▶ _WORK TASK_
Report each line of the entries that contains the word "image", copied in full.

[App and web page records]

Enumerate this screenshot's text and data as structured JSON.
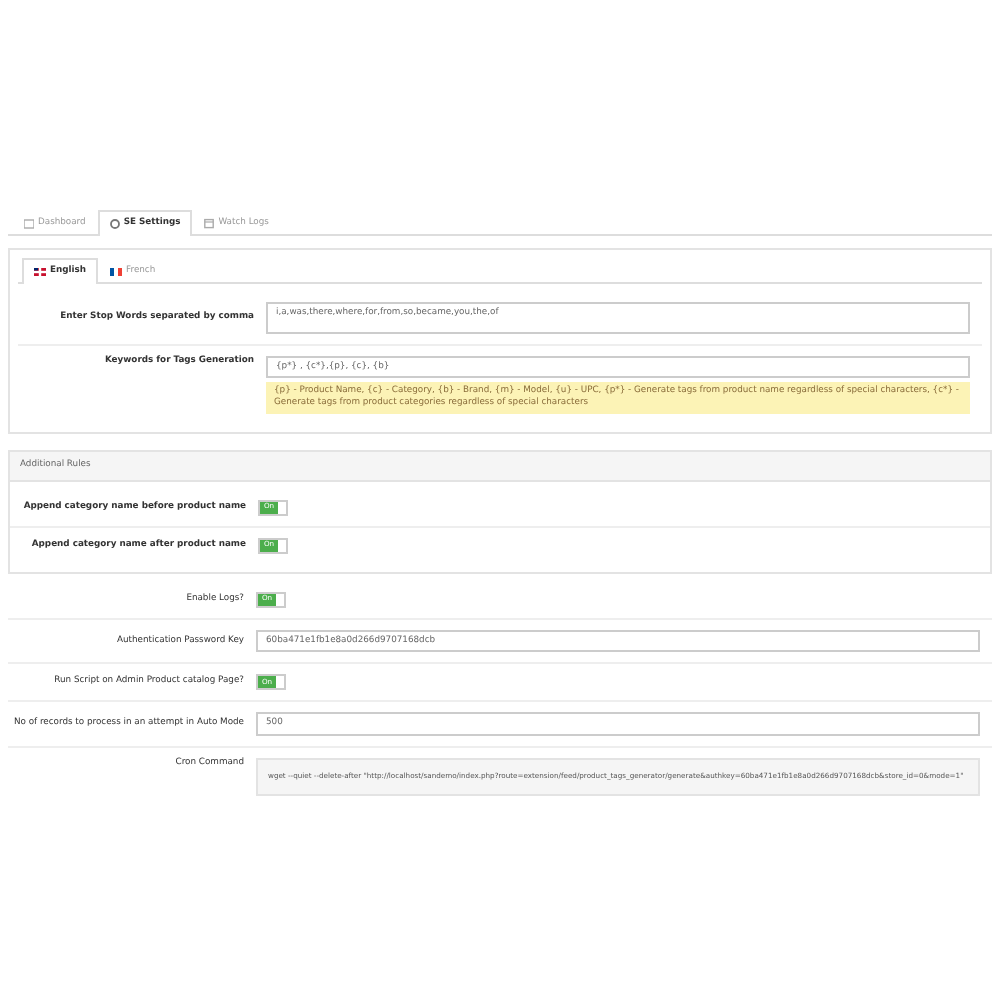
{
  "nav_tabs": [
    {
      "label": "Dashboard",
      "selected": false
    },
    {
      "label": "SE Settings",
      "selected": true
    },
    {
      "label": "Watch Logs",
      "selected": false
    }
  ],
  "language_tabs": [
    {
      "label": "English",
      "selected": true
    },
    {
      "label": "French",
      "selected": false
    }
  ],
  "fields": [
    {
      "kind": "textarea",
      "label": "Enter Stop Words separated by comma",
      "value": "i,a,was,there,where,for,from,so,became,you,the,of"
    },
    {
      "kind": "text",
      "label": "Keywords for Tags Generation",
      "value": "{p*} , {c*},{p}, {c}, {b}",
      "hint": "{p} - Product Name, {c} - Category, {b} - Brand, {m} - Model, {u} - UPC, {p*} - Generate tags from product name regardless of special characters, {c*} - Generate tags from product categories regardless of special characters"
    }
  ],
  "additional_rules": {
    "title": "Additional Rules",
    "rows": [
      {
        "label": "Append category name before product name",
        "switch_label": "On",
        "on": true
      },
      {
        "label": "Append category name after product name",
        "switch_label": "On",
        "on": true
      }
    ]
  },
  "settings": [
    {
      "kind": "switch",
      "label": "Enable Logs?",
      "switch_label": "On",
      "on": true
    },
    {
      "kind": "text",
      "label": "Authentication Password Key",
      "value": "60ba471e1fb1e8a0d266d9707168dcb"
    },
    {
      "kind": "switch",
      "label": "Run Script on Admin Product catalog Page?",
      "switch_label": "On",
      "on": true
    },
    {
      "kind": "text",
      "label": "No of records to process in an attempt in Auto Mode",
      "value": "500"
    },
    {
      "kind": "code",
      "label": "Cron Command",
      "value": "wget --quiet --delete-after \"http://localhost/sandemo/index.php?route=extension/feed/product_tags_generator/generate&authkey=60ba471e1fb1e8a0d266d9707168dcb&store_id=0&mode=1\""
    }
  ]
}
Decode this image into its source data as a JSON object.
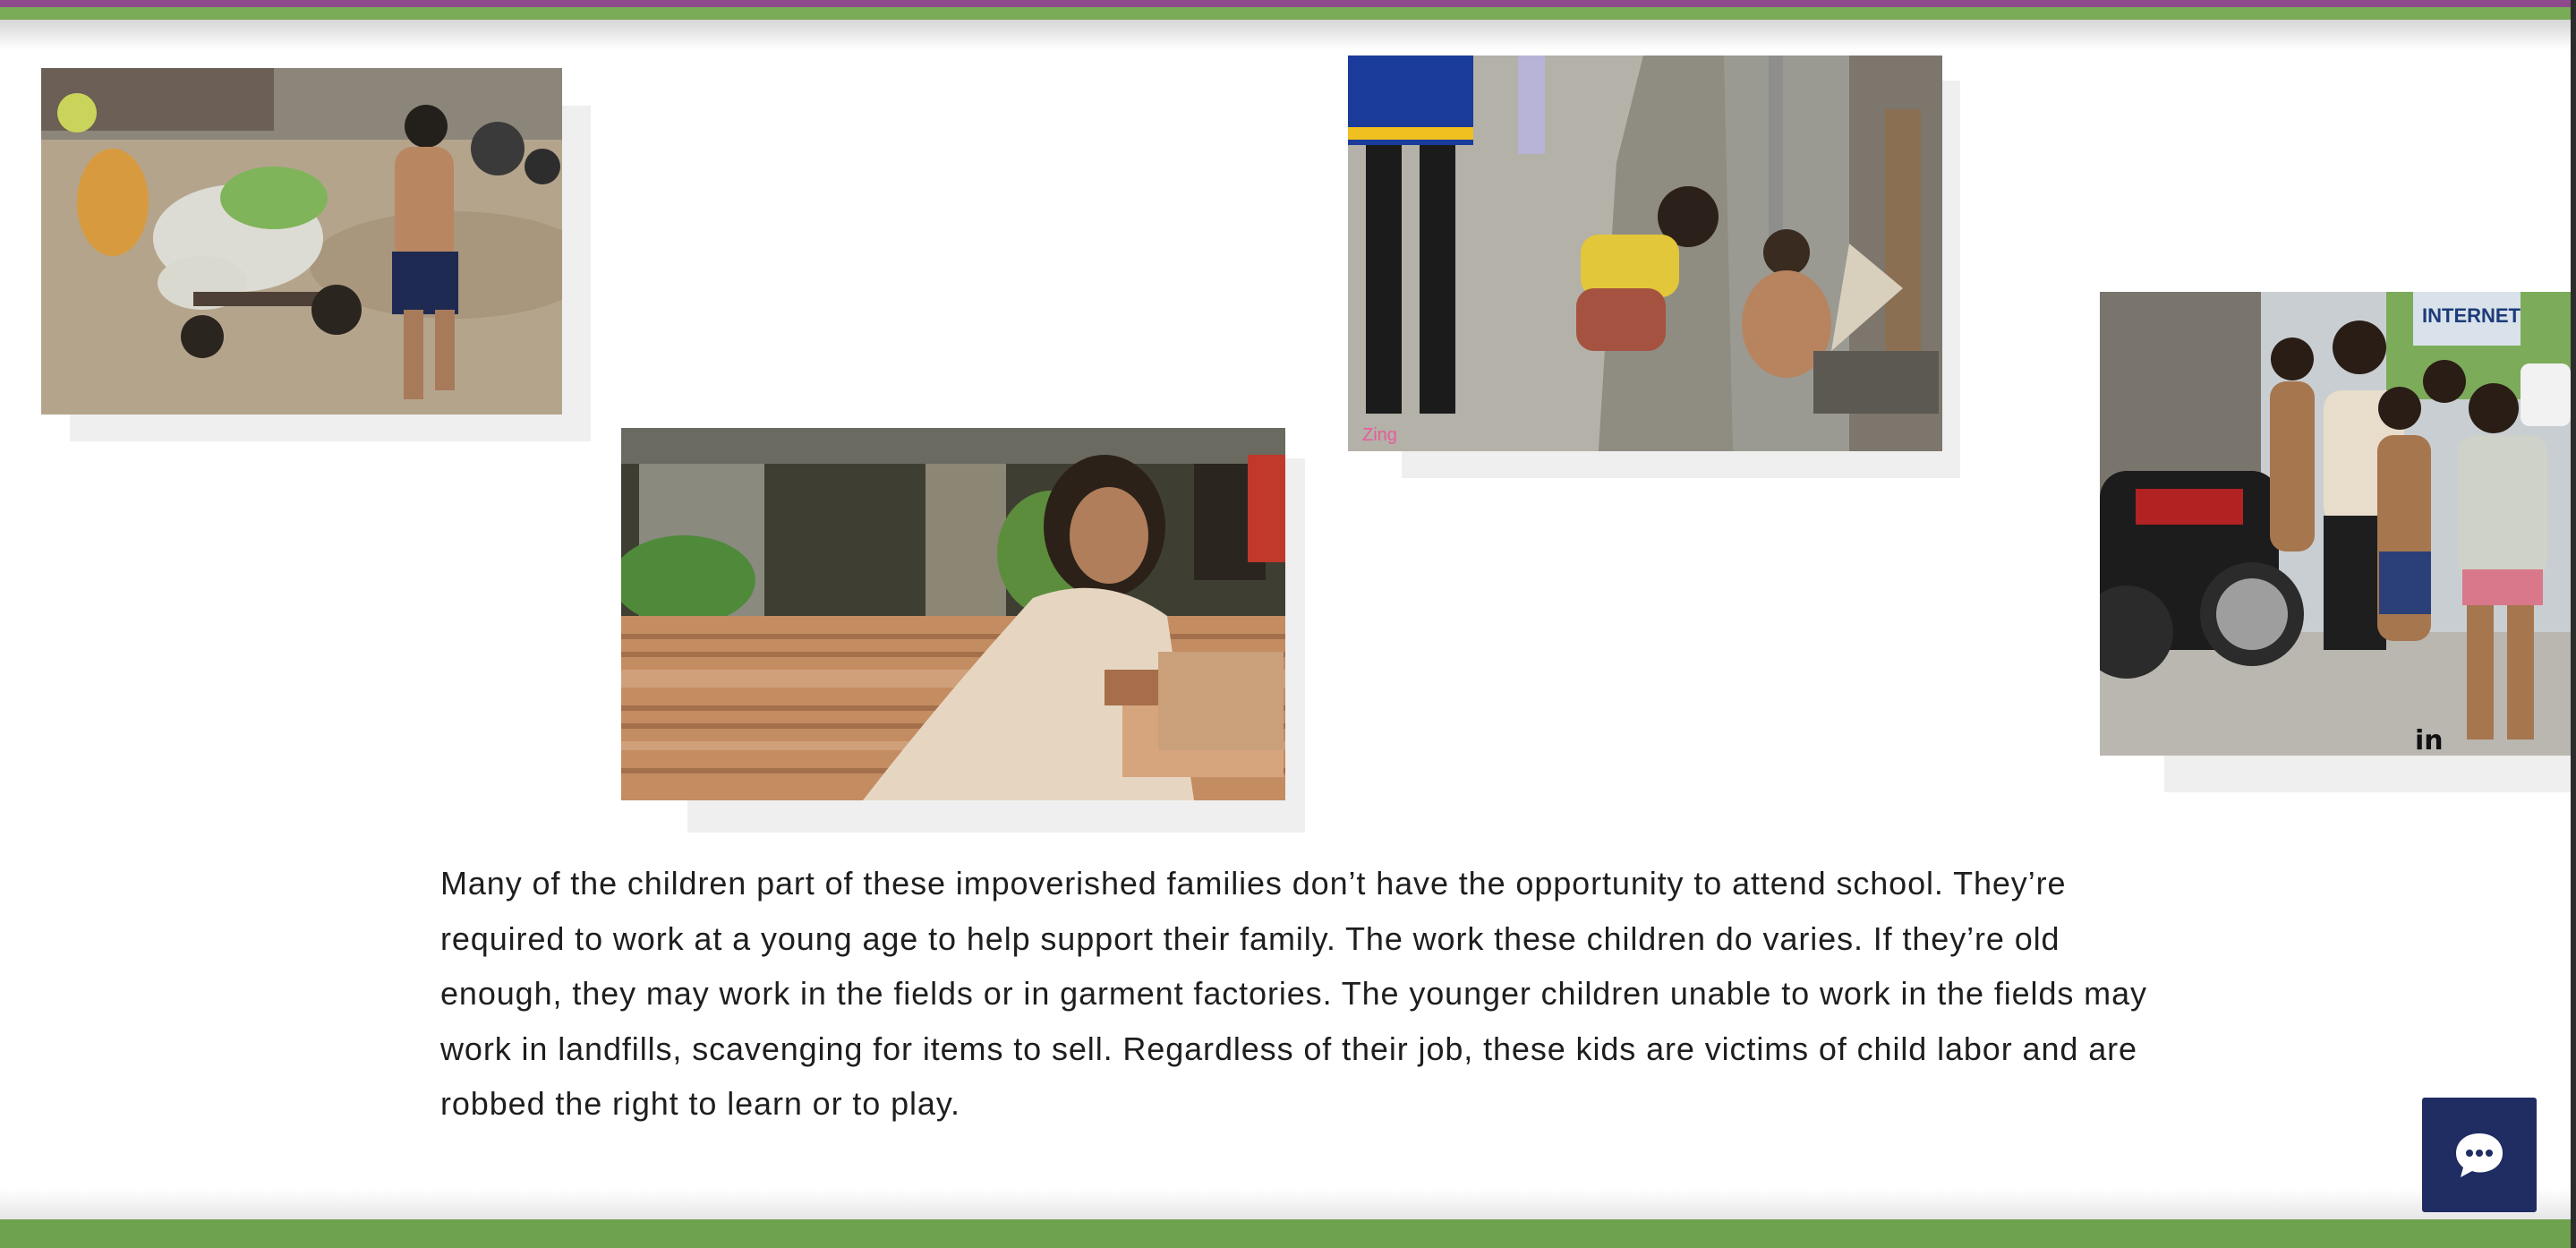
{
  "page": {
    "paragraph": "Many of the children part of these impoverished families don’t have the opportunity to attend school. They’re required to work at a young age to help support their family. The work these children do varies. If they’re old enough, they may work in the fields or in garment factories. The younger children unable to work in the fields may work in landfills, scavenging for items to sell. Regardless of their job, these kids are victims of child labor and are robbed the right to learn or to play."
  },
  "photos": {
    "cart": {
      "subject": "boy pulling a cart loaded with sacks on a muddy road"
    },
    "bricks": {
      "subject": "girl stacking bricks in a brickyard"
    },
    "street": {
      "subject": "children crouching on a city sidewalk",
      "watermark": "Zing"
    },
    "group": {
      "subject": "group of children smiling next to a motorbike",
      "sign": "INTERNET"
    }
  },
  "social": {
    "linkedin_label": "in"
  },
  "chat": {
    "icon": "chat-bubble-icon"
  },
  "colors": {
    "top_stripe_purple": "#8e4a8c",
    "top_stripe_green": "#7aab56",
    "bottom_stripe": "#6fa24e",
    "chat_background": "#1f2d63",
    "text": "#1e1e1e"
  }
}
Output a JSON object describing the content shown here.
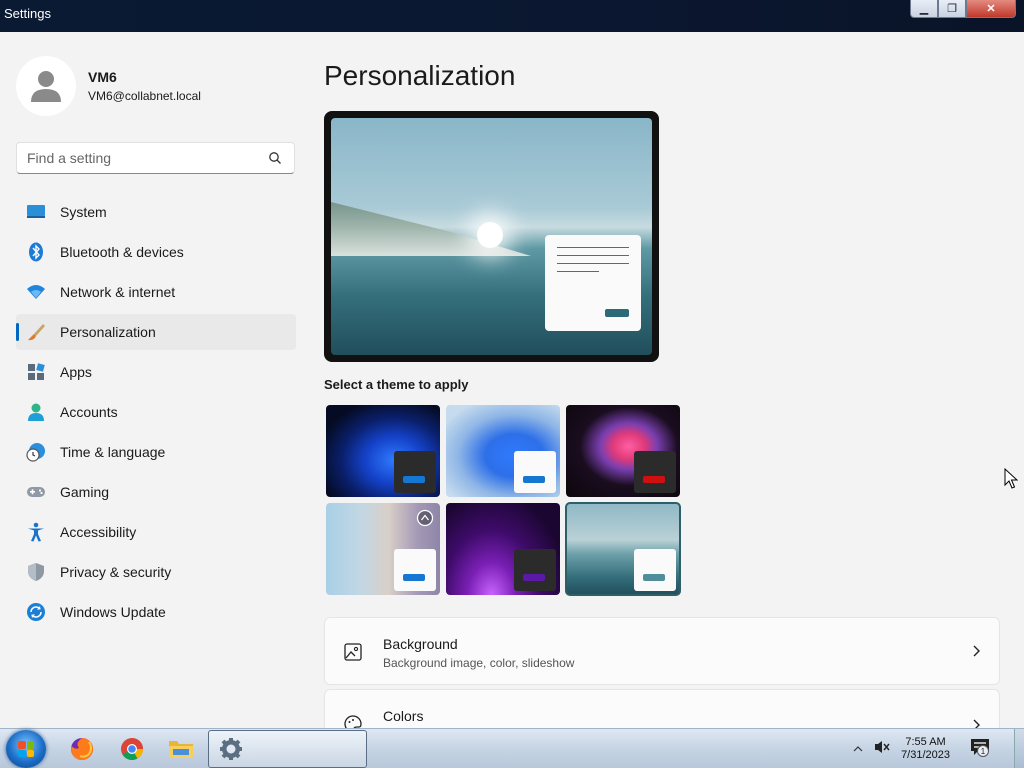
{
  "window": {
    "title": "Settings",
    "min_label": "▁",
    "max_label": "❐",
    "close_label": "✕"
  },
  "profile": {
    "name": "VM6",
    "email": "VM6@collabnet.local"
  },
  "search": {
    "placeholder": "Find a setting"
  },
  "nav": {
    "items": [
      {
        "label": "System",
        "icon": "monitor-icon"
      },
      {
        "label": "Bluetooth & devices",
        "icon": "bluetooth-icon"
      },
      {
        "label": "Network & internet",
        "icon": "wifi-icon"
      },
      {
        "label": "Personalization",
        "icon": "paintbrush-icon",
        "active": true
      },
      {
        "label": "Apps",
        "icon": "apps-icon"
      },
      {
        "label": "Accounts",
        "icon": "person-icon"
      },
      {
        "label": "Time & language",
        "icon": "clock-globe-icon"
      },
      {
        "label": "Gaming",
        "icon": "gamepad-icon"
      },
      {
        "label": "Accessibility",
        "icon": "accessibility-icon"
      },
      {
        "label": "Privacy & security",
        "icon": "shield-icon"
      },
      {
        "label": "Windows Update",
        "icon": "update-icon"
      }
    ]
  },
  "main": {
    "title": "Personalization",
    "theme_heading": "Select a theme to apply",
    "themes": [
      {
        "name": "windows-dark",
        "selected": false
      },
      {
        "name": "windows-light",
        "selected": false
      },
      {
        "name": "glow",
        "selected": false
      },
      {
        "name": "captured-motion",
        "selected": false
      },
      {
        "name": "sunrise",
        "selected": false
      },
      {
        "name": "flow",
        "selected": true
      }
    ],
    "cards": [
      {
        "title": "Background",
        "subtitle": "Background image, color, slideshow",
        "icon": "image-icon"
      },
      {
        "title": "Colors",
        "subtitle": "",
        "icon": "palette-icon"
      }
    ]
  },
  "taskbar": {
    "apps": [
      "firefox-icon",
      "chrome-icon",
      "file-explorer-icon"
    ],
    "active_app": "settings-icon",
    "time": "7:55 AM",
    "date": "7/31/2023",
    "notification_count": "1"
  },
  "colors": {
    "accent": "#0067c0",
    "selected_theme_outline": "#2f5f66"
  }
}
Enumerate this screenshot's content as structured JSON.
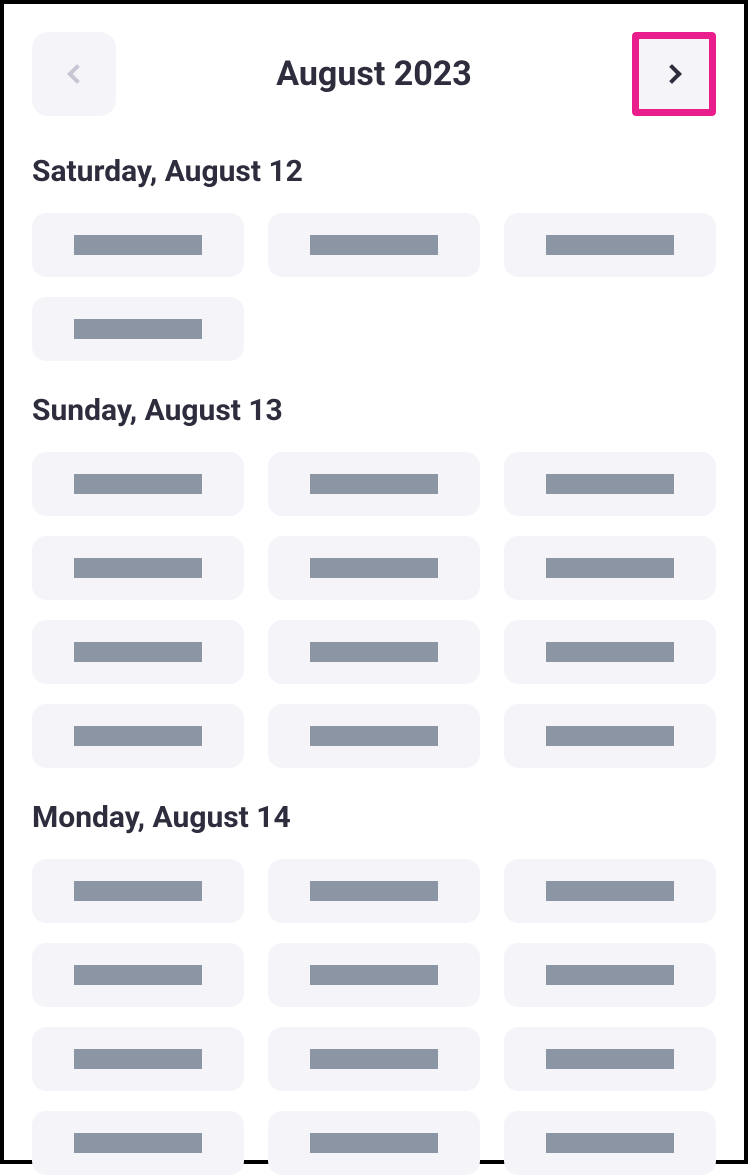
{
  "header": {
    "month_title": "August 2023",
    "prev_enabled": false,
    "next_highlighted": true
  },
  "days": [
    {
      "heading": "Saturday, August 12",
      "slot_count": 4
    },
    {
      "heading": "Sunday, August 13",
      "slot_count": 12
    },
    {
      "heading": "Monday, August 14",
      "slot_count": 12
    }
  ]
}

▶ _EXERCISE ANSWER_
Decode this image into its source data as a JSON object.
        "subtitle": "Background image, color, slideshow",
        "icon": "image-icon"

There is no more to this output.